When you need to be concerned about color management is if you set custom WB off a gray card record a full tonal range image (detail in shadows and highlights) and the image doesn't look neutral on screen and print. If it doesn't look neutral on the screen or the same detail the eye dropper values indicate it should have there's a monitor calibration problem. If you get exposure and color optimal at capture even if your monitor is way out of calibration if you don't change anything and just print it, the print should look OK if the printer profile is accurate. If the print doesn't it's an indication the profile isn't accurate and you either have a mechanical problem with the printer or an out of spec batch of ink or paper that doesn't match the generic profile provided with the printer.
What I'm suggesting here it that for lack of a better one the best indicator of whether you have a color management problem that needs addressing is a picture of the wife out in the yard holding a Macbeth target taken after you set Custom WB on the camera off a gray card. If she still looks like the woman you married an the gray patches on the MacBeth target look neutral on screen and print you don't have a color management problem. If you hold the actual MacBeth target next to screen and print you'll see the match isn't exact perhaps but not off so much you noticed in the shot of the wife.
You should calibrate your monitor with your device of choice then check the results against the photo of the wife after you calibrate. That shot set with custom WB, not what you see on the monitor, becomes the "gold standard" baseline you trust as the "right" color because all other photos you take with Custom WB will look similar out of camera. If you calibrate the the monitor and the photo of the wife holding the target doesn't look right the problem isn't the file, something messed up the calibration. You can use the camera WB baseline to check the monitor calibration rather than assuming it is always perfect.
If you get a new paper or batch of ink the first file you should print should be the one of the wife. Does it look identical to all the other test print of the same baseline reference file? If not then you might need to get a custom profile made for that paper. Should you make it yourself?
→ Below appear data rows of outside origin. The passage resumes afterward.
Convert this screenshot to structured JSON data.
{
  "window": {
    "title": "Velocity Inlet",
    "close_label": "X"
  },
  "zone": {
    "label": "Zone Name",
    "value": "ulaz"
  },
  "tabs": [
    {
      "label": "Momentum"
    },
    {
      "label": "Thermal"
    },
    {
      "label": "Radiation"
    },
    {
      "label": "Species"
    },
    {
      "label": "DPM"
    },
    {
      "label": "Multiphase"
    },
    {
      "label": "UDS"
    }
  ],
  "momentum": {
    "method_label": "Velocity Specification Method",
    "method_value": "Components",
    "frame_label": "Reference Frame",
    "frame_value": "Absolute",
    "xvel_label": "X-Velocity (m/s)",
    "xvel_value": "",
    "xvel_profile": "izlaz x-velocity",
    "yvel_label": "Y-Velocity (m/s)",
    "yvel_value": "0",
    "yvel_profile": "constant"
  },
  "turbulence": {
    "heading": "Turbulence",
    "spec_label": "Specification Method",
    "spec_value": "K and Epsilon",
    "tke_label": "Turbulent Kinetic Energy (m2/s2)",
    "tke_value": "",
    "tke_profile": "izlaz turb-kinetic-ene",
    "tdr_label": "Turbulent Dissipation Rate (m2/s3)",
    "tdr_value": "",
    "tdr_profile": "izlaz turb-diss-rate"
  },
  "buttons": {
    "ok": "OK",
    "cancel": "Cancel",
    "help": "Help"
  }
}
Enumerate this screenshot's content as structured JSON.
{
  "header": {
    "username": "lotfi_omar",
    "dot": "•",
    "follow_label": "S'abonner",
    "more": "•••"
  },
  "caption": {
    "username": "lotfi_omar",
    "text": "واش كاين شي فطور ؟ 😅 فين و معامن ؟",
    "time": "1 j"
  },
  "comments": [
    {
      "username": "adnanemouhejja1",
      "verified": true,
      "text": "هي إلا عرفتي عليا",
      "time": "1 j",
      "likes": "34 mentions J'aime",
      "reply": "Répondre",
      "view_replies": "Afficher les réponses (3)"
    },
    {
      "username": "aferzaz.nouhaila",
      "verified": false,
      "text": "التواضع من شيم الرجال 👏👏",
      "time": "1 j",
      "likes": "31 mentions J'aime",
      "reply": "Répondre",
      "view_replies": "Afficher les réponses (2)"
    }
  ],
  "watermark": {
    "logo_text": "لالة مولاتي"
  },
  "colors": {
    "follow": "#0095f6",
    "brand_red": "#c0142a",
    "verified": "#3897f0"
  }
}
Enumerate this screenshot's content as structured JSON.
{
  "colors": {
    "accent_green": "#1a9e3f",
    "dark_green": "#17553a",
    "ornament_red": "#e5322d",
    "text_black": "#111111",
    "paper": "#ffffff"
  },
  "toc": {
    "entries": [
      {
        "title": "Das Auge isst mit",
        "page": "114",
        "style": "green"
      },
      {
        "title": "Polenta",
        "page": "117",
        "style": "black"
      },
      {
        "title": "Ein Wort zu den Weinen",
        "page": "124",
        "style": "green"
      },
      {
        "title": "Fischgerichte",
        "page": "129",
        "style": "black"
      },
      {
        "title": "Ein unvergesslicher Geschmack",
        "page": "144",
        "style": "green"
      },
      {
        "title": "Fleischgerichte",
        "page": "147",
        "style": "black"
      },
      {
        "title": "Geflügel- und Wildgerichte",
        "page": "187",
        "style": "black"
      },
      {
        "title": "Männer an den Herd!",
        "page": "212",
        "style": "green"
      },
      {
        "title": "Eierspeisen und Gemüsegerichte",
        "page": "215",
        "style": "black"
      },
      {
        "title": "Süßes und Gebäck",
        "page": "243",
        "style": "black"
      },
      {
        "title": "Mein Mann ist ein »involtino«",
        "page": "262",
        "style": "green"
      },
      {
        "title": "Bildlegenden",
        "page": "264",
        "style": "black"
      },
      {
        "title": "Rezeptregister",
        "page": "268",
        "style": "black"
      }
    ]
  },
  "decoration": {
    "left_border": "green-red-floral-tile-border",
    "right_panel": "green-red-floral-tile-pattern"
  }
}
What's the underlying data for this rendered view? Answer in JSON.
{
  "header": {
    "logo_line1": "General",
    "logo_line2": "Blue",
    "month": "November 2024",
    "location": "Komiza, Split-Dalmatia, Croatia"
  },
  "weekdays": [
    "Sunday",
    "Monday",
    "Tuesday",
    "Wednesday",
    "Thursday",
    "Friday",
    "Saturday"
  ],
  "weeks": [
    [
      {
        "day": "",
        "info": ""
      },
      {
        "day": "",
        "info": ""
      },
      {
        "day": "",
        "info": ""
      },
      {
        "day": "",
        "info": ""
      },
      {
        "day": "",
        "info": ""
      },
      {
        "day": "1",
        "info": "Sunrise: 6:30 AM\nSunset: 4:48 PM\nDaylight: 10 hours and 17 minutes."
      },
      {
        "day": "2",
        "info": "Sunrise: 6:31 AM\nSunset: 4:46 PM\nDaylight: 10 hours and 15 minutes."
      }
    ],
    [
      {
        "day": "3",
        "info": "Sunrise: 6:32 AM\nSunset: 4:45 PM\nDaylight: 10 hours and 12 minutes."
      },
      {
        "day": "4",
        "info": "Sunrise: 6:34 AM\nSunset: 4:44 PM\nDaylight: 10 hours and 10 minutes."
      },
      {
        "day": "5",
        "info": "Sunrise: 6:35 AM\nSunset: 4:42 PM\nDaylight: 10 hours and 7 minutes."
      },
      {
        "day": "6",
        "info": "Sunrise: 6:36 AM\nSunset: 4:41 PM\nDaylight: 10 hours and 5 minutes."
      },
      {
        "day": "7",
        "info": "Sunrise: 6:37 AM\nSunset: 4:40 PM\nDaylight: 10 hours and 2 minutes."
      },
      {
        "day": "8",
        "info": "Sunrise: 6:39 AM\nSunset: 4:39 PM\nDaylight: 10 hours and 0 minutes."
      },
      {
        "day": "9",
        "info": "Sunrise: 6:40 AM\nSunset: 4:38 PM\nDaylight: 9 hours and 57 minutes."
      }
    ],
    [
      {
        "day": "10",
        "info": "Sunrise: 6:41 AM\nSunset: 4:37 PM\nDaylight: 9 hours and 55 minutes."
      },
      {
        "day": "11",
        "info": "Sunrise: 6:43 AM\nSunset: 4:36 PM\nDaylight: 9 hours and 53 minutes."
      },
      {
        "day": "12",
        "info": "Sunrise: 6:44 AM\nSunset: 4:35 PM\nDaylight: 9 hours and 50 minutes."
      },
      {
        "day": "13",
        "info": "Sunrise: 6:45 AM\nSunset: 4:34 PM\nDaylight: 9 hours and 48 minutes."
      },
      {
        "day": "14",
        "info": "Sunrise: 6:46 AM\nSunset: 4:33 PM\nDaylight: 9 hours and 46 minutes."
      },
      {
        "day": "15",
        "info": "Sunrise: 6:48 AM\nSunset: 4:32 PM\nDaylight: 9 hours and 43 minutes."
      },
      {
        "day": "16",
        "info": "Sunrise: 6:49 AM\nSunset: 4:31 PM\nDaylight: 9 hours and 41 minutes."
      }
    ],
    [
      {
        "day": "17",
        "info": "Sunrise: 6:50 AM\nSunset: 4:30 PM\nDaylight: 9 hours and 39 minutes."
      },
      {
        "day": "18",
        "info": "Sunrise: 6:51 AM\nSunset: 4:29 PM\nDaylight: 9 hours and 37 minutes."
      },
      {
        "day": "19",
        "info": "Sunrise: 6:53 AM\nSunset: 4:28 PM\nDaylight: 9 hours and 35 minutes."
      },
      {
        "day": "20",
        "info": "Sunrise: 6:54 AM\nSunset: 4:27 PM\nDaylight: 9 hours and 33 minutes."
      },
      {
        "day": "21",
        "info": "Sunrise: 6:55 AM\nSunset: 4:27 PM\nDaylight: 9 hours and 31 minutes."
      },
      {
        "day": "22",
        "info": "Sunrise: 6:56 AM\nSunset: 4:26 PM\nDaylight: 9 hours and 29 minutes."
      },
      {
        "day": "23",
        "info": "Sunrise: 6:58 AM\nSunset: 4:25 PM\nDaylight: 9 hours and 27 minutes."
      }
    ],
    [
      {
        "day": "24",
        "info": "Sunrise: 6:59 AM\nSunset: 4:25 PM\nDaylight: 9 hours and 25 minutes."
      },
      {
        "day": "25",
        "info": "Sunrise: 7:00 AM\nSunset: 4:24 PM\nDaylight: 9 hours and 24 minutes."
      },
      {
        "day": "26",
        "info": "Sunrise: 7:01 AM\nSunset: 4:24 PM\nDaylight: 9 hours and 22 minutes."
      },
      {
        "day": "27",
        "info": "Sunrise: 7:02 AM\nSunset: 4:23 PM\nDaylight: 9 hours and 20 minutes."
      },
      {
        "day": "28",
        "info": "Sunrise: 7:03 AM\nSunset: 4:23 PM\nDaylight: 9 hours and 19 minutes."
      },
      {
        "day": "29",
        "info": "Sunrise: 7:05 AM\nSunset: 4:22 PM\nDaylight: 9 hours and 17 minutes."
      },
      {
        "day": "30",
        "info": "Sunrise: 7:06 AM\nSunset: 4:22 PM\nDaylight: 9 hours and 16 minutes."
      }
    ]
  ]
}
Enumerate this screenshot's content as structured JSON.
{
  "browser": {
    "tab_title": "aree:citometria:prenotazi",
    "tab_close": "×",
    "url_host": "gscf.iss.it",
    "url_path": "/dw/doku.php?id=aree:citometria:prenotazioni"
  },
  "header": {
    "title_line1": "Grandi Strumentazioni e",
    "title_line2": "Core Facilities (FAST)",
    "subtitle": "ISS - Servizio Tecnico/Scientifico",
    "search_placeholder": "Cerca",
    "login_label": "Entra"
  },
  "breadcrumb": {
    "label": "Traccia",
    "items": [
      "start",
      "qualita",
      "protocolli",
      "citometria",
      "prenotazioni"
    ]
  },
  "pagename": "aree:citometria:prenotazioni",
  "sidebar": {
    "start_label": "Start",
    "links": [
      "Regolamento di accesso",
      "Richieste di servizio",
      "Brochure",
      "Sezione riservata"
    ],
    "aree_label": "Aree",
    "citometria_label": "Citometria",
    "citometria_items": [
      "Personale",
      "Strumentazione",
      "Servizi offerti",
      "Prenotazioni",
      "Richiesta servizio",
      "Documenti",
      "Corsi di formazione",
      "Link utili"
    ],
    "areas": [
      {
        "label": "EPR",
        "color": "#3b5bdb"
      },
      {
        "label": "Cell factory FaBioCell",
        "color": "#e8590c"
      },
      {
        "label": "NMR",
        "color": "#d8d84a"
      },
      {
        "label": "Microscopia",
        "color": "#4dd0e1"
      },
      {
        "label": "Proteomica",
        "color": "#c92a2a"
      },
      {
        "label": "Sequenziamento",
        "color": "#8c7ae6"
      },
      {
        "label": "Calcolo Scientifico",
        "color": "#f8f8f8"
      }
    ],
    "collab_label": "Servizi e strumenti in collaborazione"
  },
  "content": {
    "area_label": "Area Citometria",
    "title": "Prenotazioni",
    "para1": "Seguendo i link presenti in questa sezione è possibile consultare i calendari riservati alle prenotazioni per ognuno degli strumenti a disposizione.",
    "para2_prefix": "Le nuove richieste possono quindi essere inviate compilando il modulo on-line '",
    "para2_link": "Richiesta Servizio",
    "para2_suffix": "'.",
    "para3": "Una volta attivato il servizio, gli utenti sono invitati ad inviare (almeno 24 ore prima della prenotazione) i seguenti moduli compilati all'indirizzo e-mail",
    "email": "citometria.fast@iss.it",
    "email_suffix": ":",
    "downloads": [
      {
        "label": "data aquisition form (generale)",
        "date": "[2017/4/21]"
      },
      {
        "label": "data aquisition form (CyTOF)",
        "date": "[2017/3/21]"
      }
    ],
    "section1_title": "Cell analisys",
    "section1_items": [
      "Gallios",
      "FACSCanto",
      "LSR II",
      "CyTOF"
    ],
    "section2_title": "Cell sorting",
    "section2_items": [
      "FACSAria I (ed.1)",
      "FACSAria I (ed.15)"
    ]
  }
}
Did you make pants you are wearing? Leave the task of creating the profile to those who have the equipment and expertise to do it accurately.
Edited on Jan 13, 2013 at 02:29 AM · View previous versions